Right from the start of last month’s fatal flight of a Lion Air 737 MAX jet from Indonesia, pilots were struggling with an automatic flight control system that had caused problems during a flight the day before, according to a preliminary investigative report.
The report — based on an analysis of readings from the jet’s flight data recorder, or “black box” — says the pilots on the Oct. 29 flight fought for 10 minutes to keep the Boeing jet’s nose from being pushed downward. But they lost the struggle against the automatic system, known as the Maneuvering Characteristics Augmentation System or MCAS. The 737 MAX 8 crashed into the Java Sea, killing all 189 people aboard.
Boeing had added the MCAS capability to the 737 MAX as a safeguard to keep the plane from stalling under extreme aerodynamic conditions.

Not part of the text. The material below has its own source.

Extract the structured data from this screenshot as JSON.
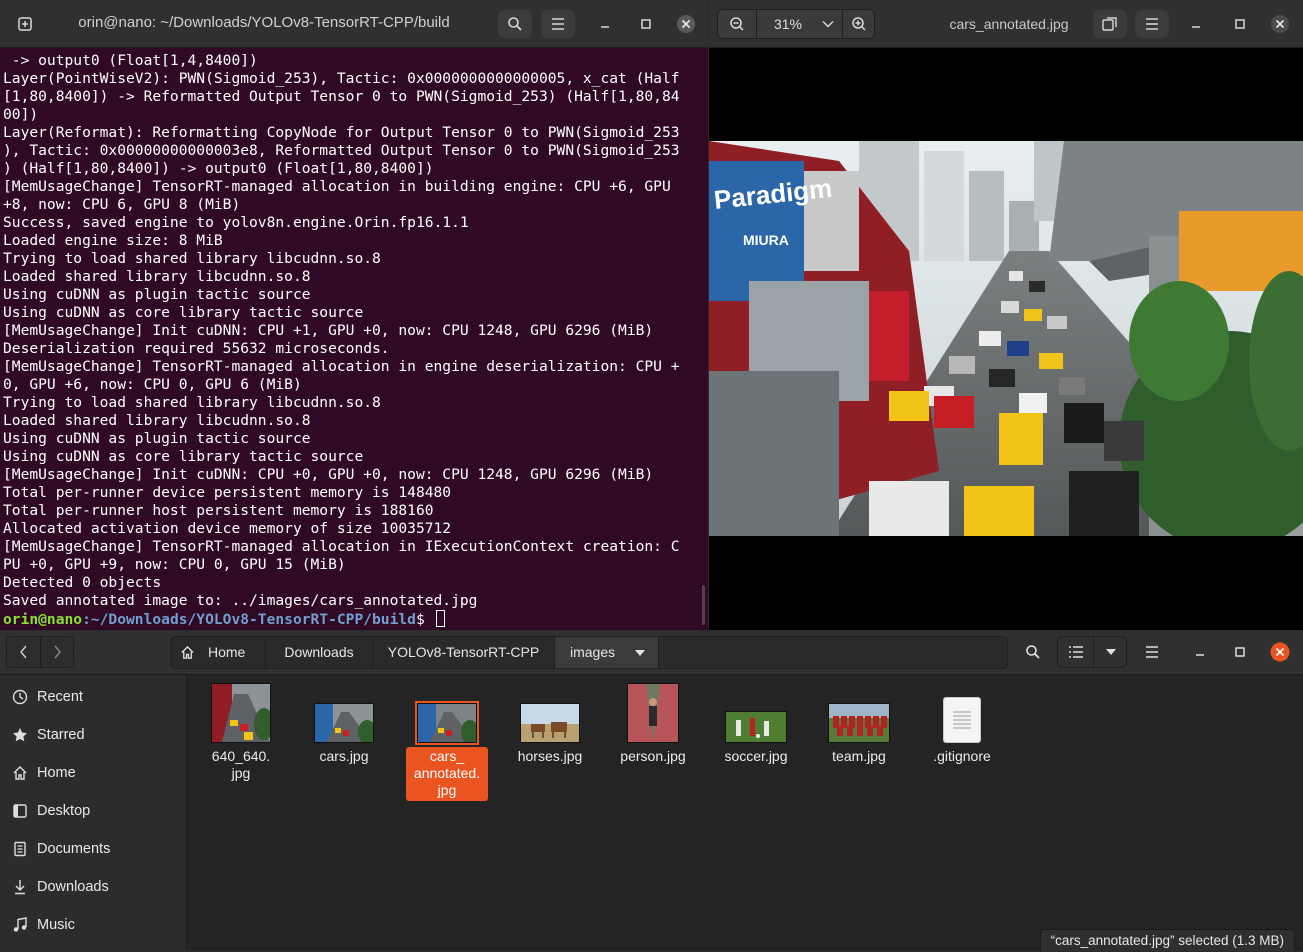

Investigators say the system on the Lion Air jet apparently was responding to spurious information from angle-of-attack sensors that measure the air flow over the wings.
Read the preliminary report: Indonesian investigators trace what went wrong on Lion Air Flight 610
The pilots repeatedly used manual controls to push up the jet’s nose, and the automatic system repeatedly sent commands to push it back down, according to the report. “In our view, the plane was not airworthy,” Reuters quoted Nurcahyo Utomo, an investigator for Indonesia’s National Transportation Safety Committee, as saying at a news conference in Jakarta on Wednesday (Tuesday night PT).
Boeing says the remedy for the angle-of-attack sensor problem is to switch off the automatic anti-stall system, but the Lion Air pilots didn’t take that step.
One of the sensors had been replaced two days before the crash, on Oct. 27, but the system acted up nevertheless during an Oct. 28 flight, the report says. During that trip, the plane’s flight crew experienced similar problems with the anti-stall system and switched it off, as recommended. After landing, the pilot made note of the issues. Maintenance workers conducted some corrective procedures and reported that the issues were resolved.
The report raises a number of questions about the anti-stall system, and about Lion Air’s maintenance procedures in the days before the crash. Investigators called on Lion Air to improve its “safety culture” and to tell its pilots to discontinue flights as soon as possible if they encounter conditions that aren’t airworthy.
Another question has to do with the pilots’ state of mind on the final flight: Why didn’t they switch off the automatic control system, as the previous day’s crew had done? Further clues for answering that last question might have been contained on the 737’s cockpit voice recorder, but that black box has not been recovered.
There’s been a debate about how much pilots are expected to know about the automatic control system and what to do if it malfunctions. Boeing says the procedure is covered in flight operations manuals for the 737, but some pilots have said they didn’t hear about the MCAS or about the potential control issue until after the Lion Air crash.
After the report’s release, Boeing issued a statement saying that the company was “deeply saddened by the loss of Lion Air Flight 610.” It expressed condolences to those whose loved ones were lost in the crash.
“Safety is a core value for everyone at Boeing, and the safety of our airplanes, our customers’ passengers and their crews is always our top priority,” Boeing said in its statement. “As our customers and their passengers continue to fly the 737 MAX to hundreds of destinations around the world every day, they have our assurance that the 737 MAX is as safe as any airplane that has ever flown the skies.”
Boeing said it was “taking every measure to fully understand all aspects of this accident, working closely with the U.S. National Transportation Safety Board as technical advisers to support the [Indonesian] NTSC as the investigation continues.”
This is an updated version of a report originally published at 3:01 p.m. PT Nov. 27.